Records shown:
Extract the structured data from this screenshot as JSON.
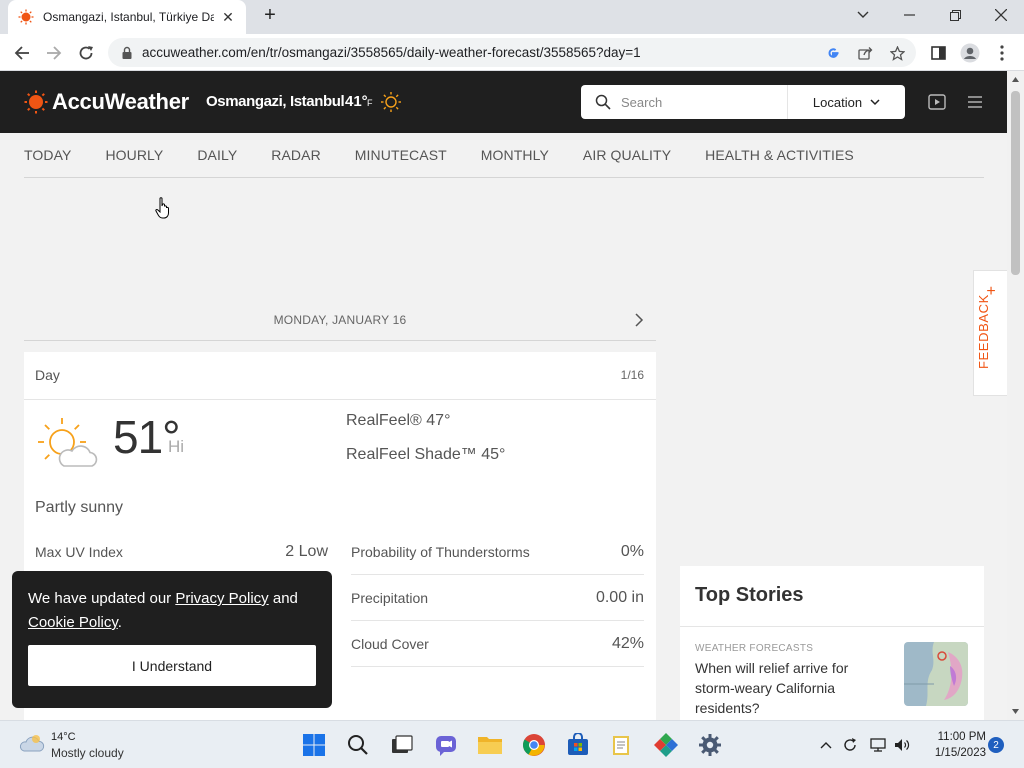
{
  "browser": {
    "tab_title": "Osmangazi, Istanbul, Türkiye Day",
    "url": "accuweather.com/en/tr/osmangazi/3558565/daily-weather-forecast/3558565?day=1"
  },
  "site": {
    "brand": "AccuWeather",
    "location": "Osmangazi, Istanbul",
    "current_temp": "41°",
    "unit": "F",
    "search_placeholder": "Search",
    "location_button": "Location"
  },
  "nav": [
    "TODAY",
    "HOURLY",
    "DAILY",
    "RADAR",
    "MINUTECAST",
    "MONTHLY",
    "AIR QUALITY",
    "HEALTH & ACTIVITIES"
  ],
  "day_header": {
    "date": "MONDAY, JANUARY 16"
  },
  "card": {
    "label": "Day",
    "pager": "1/16",
    "temp": "51°",
    "hi_label": "Hi",
    "realfeel": "RealFeel® 47°",
    "realfeel_shade": "RealFeel Shade™ 45°",
    "phrase": "Partly sunny",
    "stats_left": [
      {
        "label": "Max UV Index",
        "value": "2 Low"
      }
    ],
    "stats_right": [
      {
        "label": "Probability of Thunderstorms",
        "value": "0%"
      },
      {
        "label": "Precipitation",
        "value": "0.00 in"
      },
      {
        "label": "Cloud Cover",
        "value": "42%"
      }
    ]
  },
  "feedback": "FEEDBACK",
  "top_stories": {
    "title": "Top Stories",
    "category": "WEATHER FORECASTS",
    "headline": "When will relief arrive for storm-weary California residents?"
  },
  "cookie": {
    "text_before": "We have updated our ",
    "privacy_link": "Privacy Policy",
    "text_mid": " and ",
    "cookie_link": "Cookie Policy",
    "text_after": ".",
    "button": "I Understand"
  },
  "taskbar": {
    "weather_temp": "14°C",
    "weather_cond": "Mostly cloudy",
    "time": "11:00 PM",
    "date": "1/15/2023",
    "notifications": "2"
  },
  "colors": {
    "accent": "#f05514",
    "header_bg": "#1f1f1f"
  }
}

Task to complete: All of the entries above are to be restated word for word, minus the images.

Written answer:
Extract the structured data from this screenshot as JSON.
{
  "browser": {
    "tab_title": "Osmangazi, Istanbul, Türkiye Day",
    "url": "accuweather.com/en/tr/osmangazi/3558565/daily-weather-forecast/3558565?day=1"
  },
  "site": {
    "brand": "AccuWeather",
    "location": "Osmangazi, Istanbul",
    "current_temp": "41°",
    "unit": "F",
    "search_placeholder": "Search",
    "location_button": "Location"
  },
  "nav": [
    "TODAY",
    "HOURLY",
    "DAILY",
    "RADAR",
    "MINUTECAST",
    "MONTHLY",
    "AIR QUALITY",
    "HEALTH & ACTIVITIES"
  ],
  "day_header": {
    "date": "MONDAY, JANUARY 16"
  },
  "card": {
    "label": "Day",
    "pager": "1/16",
    "temp": "51°",
    "hi_label": "Hi",
    "realfeel": "RealFeel® 47°",
    "realfeel_shade": "RealFeel Shade™ 45°",
    "phrase": "Partly sunny",
    "stats_left": [
      {
        "label": "Max UV Index",
        "value": "2 Low"
      }
    ],
    "stats_right": [
      {
        "label": "Probability of Thunderstorms",
        "value": "0%"
      },
      {
        "label": "Precipitation",
        "value": "0.00 in"
      },
      {
        "label": "Cloud Cover",
        "value": "42%"
      }
    ]
  },
  "feedback": "FEEDBACK",
  "top_stories": {
    "title": "Top Stories",
    "category": "WEATHER FORECASTS",
    "headline": "When will relief arrive for storm-weary California residents?"
  },
  "cookie": {
    "text_before": "We have updated our ",
    "privacy_link": "Privacy Policy",
    "text_mid": " and ",
    "cookie_link": "Cookie Policy",
    "text_after": ".",
    "button": "I Understand"
  },
  "taskbar": {
    "weather_temp": "14°C",
    "weather_cond": "Mostly cloudy",
    "time": "11:00 PM",
    "date": "1/15/2023",
    "notifications": "2"
  },
  "colors": {
    "accent": "#f05514",
    "header_bg": "#1f1f1f"
  }
}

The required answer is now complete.